Today’s GDP data brought some ‘good’ news for the beleaguered residents of the UK: the economy managed to grow by 0.6% between April and June of this year. That was the strongest pace of growth since the third quarter of 2012, which in turn was driven by odd factors like the extra Bank Holiday and the statistical treatment of Olympic ticket sales. Abstracting from these funnies, the last time growth was stronger was three years ago, at the time of the 2010 election.
It is somewhat depressing that these data will probably be hailed as ‘good’ by so many people. Yes, it is nice that the economy is growing, and especially so given that all major sectors contributed to growth. But let’s please have a little context.
First, 0.6% growth is not strong – it is normal. That is basically the average pace that the UK has grown at for at least the past 160 years. To describe it as ‘strong’ only indicates the scale of the disaster we’ve seen over the past three years.

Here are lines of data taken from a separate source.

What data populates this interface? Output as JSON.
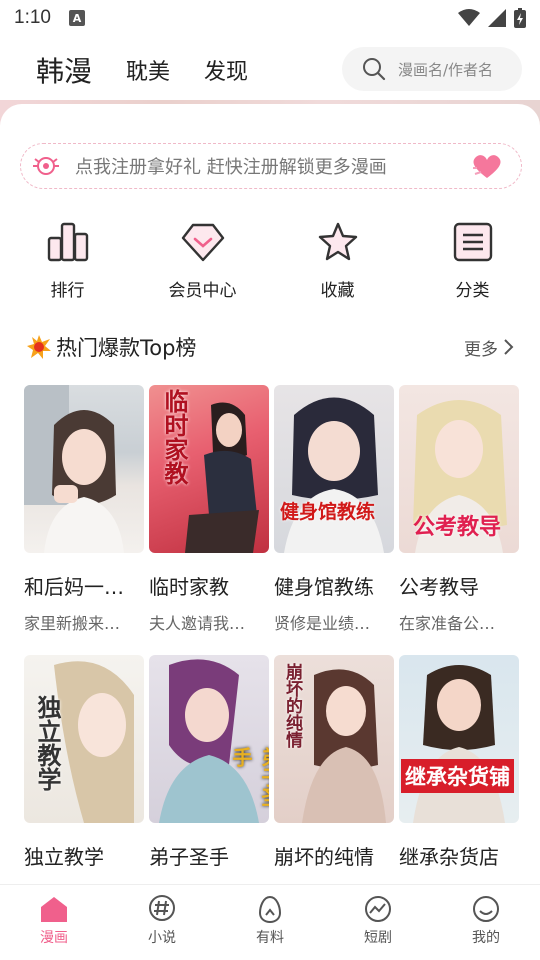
{
  "status_bar": {
    "time": "1:10",
    "notification_badge": "A"
  },
  "top_nav": {
    "tabs": [
      {
        "label": "韩漫",
        "active": true
      },
      {
        "label": "耽美",
        "active": false
      },
      {
        "label": "发现",
        "active": false
      }
    ],
    "search_placeholder": "漫画名/作者名"
  },
  "register_banner": {
    "text": "点我注册拿好礼 赶快注册解锁更多漫画"
  },
  "quick_links": [
    {
      "label": "排行",
      "icon": "ranking-icon"
    },
    {
      "label": "会员中心",
      "icon": "diamond-icon"
    },
    {
      "label": "收藏",
      "icon": "star-icon"
    },
    {
      "label": "分类",
      "icon": "list-icon"
    }
  ],
  "hot_section": {
    "title": "热门爆款Top榜",
    "more_label": "更多"
  },
  "comics": [
    {
      "name": "和后妈一…",
      "desc": "家里新搬来…",
      "cover_text": ""
    },
    {
      "name": "临时家教",
      "desc": "夫人邀请我…",
      "cover_text": "临时家教"
    },
    {
      "name": "健身馆教练",
      "desc": "贤修是业绩…",
      "cover_text": "健身馆教练"
    },
    {
      "name": "公考教导",
      "desc": "在家准备公…",
      "cover_text": "公考教导"
    },
    {
      "name": "独立教学",
      "desc": "",
      "cover_text": "独立教学"
    },
    {
      "name": "弟子圣手",
      "desc": "",
      "cover_text": "弟子圣手"
    },
    {
      "name": "崩坏的纯情",
      "desc": "",
      "cover_text": "崩坏的纯情"
    },
    {
      "name": "继承杂货店",
      "desc": "",
      "cover_text": "继承杂货铺"
    }
  ],
  "bottom_nav": [
    {
      "label": "漫画",
      "active": true
    },
    {
      "label": "小说",
      "active": false
    },
    {
      "label": "有料",
      "active": false
    },
    {
      "label": "短剧",
      "active": false
    },
    {
      "label": "我的",
      "active": false
    }
  ],
  "colors": {
    "accent": "#f0608c",
    "coral": "#f5779c"
  }
}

Second, even after today’s figures, we still have a long way to go. The economy is still more than 3% smaller than it was at the start of 2008, and around 15% below its pre-crisis trend. The financial crisis, and subsequently austerity, have left lasting scars on national income and we are all worse off as a result and probably will be forever. In particular, compared with official forecasts from 2010, recent research from the University of California suggests that around 60% of the UK’s recent malaise is due to austerity, not the euro crisis or other factors. Mr Osborne, take a bow. Despite that, the Chancellor is relishing the prospect of even more spending cuts after the election.
The right interpretation for today’s data is cautious optimism at best. Unlike past spurts of growth, which have felt all too shaky, there is a growing sense that the UK may avoid lurching backwards this time around. The US is currently going through a soft patch associated with fiscal austerity – but that should ease by the end of this year, and private sector growth there looks increasingly robust. There has even been some better news from Europe recently, suggesting the economy there might just turn the corner before the end of the year. But downside risks clearly remain – in particular, the recent fall in households’ saving looks a bit troubling. We are not out of the woods yet.
The economy may finally now be genuinely mending. But policymakers should still be ashamed of their performance over the past three years. We should not easily forgive or forget that.